=== Begin Enclosure ===
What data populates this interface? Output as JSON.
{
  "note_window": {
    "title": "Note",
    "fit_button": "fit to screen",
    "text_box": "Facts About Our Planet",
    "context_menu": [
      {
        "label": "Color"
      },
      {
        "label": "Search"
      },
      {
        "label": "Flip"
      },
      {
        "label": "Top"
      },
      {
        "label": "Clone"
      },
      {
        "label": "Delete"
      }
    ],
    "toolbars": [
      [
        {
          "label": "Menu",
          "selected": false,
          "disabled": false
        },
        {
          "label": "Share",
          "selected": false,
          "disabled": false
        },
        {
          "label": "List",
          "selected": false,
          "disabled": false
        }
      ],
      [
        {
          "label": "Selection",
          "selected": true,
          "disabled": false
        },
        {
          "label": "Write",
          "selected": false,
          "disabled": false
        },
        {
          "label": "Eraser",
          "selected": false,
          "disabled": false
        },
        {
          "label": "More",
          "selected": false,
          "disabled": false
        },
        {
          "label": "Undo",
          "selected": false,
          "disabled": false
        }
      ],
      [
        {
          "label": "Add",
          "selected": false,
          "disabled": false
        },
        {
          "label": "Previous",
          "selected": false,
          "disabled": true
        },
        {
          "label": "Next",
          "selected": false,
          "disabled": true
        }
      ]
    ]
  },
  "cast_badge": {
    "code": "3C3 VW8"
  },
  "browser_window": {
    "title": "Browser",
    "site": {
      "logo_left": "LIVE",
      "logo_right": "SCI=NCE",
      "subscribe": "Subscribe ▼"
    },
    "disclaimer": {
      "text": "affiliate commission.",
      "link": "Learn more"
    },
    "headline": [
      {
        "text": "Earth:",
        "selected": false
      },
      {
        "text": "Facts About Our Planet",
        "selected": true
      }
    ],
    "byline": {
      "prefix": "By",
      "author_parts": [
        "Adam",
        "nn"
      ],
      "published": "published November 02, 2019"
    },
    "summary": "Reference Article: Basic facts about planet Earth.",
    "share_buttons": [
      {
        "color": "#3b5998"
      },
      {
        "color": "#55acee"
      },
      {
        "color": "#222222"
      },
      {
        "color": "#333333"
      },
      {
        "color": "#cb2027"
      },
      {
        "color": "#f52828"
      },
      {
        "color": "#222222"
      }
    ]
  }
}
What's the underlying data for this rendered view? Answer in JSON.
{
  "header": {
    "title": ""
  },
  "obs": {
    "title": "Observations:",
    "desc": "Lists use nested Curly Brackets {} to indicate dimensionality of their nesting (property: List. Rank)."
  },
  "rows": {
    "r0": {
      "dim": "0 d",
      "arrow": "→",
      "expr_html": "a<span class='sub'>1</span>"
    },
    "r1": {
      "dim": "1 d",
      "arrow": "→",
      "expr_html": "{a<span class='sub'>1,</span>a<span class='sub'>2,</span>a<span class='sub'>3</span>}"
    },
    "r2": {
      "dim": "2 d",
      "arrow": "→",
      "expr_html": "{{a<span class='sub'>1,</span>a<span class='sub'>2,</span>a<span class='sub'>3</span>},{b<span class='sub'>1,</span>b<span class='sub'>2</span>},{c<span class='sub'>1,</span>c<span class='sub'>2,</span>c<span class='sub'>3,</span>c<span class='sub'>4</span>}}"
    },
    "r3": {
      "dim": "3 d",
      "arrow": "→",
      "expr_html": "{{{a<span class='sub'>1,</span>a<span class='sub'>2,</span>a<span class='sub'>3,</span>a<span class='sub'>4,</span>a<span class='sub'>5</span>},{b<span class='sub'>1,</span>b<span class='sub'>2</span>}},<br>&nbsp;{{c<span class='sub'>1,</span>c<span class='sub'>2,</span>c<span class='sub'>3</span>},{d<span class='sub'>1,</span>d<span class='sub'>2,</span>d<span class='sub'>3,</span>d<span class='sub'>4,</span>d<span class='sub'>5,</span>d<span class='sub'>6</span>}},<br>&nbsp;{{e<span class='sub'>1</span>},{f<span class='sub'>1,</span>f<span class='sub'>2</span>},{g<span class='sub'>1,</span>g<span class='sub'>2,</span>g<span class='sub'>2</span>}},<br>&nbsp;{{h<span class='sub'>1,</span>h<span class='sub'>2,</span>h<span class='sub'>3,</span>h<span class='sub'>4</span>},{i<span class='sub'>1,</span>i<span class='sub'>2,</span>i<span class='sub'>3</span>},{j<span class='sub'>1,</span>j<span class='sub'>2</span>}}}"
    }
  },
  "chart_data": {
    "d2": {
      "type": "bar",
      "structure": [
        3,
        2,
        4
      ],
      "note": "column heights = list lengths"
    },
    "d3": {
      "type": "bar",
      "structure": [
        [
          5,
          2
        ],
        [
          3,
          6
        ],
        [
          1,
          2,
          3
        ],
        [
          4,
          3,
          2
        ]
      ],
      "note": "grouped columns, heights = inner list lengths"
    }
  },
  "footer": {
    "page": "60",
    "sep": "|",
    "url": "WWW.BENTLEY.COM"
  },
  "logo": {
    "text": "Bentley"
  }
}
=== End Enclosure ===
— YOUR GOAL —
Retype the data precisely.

— RESPONSE BOX —
What data populates this interface? Output as JSON.
{
  "note_window": {
    "title": "Note",
    "fit_button": "fit to screen",
    "text_box": "Facts About Our Planet",
    "context_menu": [
      {
        "label": "Color"
      },
      {
        "label": "Search"
      },
      {
        "label": "Flip"
      },
      {
        "label": "Top"
      },
      {
        "label": "Clone"
      },
      {
        "label": "Delete"
      }
    ],
    "toolbars": [
      [
        {
          "label": "Menu",
          "selected": false,
          "disabled": false
        },
        {
          "label": "Share",
          "selected": false,
          "disabled": false
        },
        {
          "label": "List",
          "selected": false,
          "disabled": false
        }
      ],
      [
        {
          "label": "Selection",
          "selected": true,
          "disabled": false
        },
        {
          "label": "Write",
          "selected": false,
          "disabled": false
        },
        {
          "label": "Eraser",
          "selected": false,
          "disabled": false
        },
        {
          "label": "More",
          "selected": false,
          "disabled": false
        },
        {
          "label": "Undo",
          "selected": false,
          "disabled": false
        }
      ],
      [
        {
          "label": "Add",
          "selected": false,
          "disabled": false
        },
        {
          "label": "Previous",
          "selected": false,
          "disabled": true
        },
        {
          "label": "Next",
          "selected": false,
          "disabled": true
        }
      ]
    ]
  },
  "cast_badge": {
    "code": "3C3 VW8"
  },
  "browser_window": {
    "title": "Browser",
    "site": {
      "logo_left": "LIVE",
      "logo_right": "SCI=NCE",
      "subscribe": "Subscribe ▼"
    },
    "disclaimer": {
      "text": "affiliate commission.",
      "link": "Learn more"
    },
    "headline": [
      {
        "text": "Earth:",
        "selected": false
      },
      {
        "text": "Facts About Our Planet",
        "selected": true
      }
    ],
    "byline": {
      "prefix": "By",
      "author_parts": [
        "Adam",
        "nn"
      ],
      "published": "published November 02, 2019"
    },
    "summary": "Reference Article: Basic facts about planet Earth.",
    "share_buttons": [
      {
        "color": "#3b5998"
      },
      {
        "color": "#55acee"
      },
      {
        "color": "#222222"
      },
      {
        "color": "#333333"
      },
      {
        "color": "#cb2027"
      },
      {
        "color": "#f52828"
      },
      {
        "color": "#222222"
      }
    ]
  }
}
What's the underlying data for this rendered view? Answer in JSON.
{
  "header": {
    "title": ""
  },
  "obs": {
    "title": "Observations:",
    "desc": "Lists use nested Curly Brackets {} to indicate dimensionality of their nesting (property: List. Rank)."
  },
  "rows": {
    "r0": {
      "dim": "0 d",
      "arrow": "→",
      "expr_html": "a<span class='sub'>1</span>"
    },
    "r1": {
      "dim": "1 d",
      "arrow": "→",
      "expr_html": "{a<span class='sub'>1,</span>a<span class='sub'>2,</span>a<span class='sub'>3</span>}"
    },
    "r2": {
      "dim": "2 d",
      "arrow": "→",
      "expr_html": "{{a<span class='sub'>1,</span>a<span class='sub'>2,</span>a<span class='sub'>3</span>},{b<span class='sub'>1,</span>b<span class='sub'>2</span>},{c<span class='sub'>1,</span>c<span class='sub'>2,</span>c<span class='sub'>3,</span>c<span class='sub'>4</span>}}"
    },
    "r3": {
      "dim": "3 d",
      "arrow": "→",
      "expr_html": "{{{a<span class='sub'>1,</span>a<span class='sub'>2,</span>a<span class='sub'>3,</span>a<span class='sub'>4,</span>a<span class='sub'>5</span>},{b<span class='sub'>1,</span>b<span class='sub'>2</span>}},<br>&nbsp;{{c<span class='sub'>1,</span>c<span class='sub'>2,</span>c<span class='sub'>3</span>},{d<span class='sub'>1,</span>d<span class='sub'>2,</span>d<span class='sub'>3,</span>d<span class='sub'>4,</span>d<span class='sub'>5,</span>d<span class='sub'>6</span>}},<br>&nbsp;{{e<span class='sub'>1</span>},{f<span class='sub'>1,</span>f<span class='sub'>2</span>},{g<span class='sub'>1,</span>g<span class='sub'>2,</span>g<span class='sub'>2</span>}},<br>&nbsp;{{h<span class='sub'>1,</span>h<span class='sub'>2,</span>h<span class='sub'>3,</span>h<span class='sub'>4</span>},{i<span class='sub'>1,</span>i<span class='sub'>2,</span>i<span class='sub'>3</span>},{j<span class='sub'>1,</span>j<span class='sub'>2</span>}}}"
    }
  },
  "chart_data": {
    "d2": {
      "type": "bar",
      "structure": [
        3,
        2,
        4
      ],
      "note": "column heights = list lengths"
    },
    "d3": {
      "type": "bar",
      "structure": [
        [
          5,
          2
        ],
        [
          3,
          6
        ],
        [
          1,
          2,
          3
        ],
        [
          4,
          3,
          2
        ]
      ],
      "note": "grouped columns, heights = inner list lengths"
    }
  },
  "footer": {
    "page": "60",
    "sep": "|",
    "url": "WWW.BENTLEY.COM"
  },
  "logo": {
    "text": "Bentley"
  }
}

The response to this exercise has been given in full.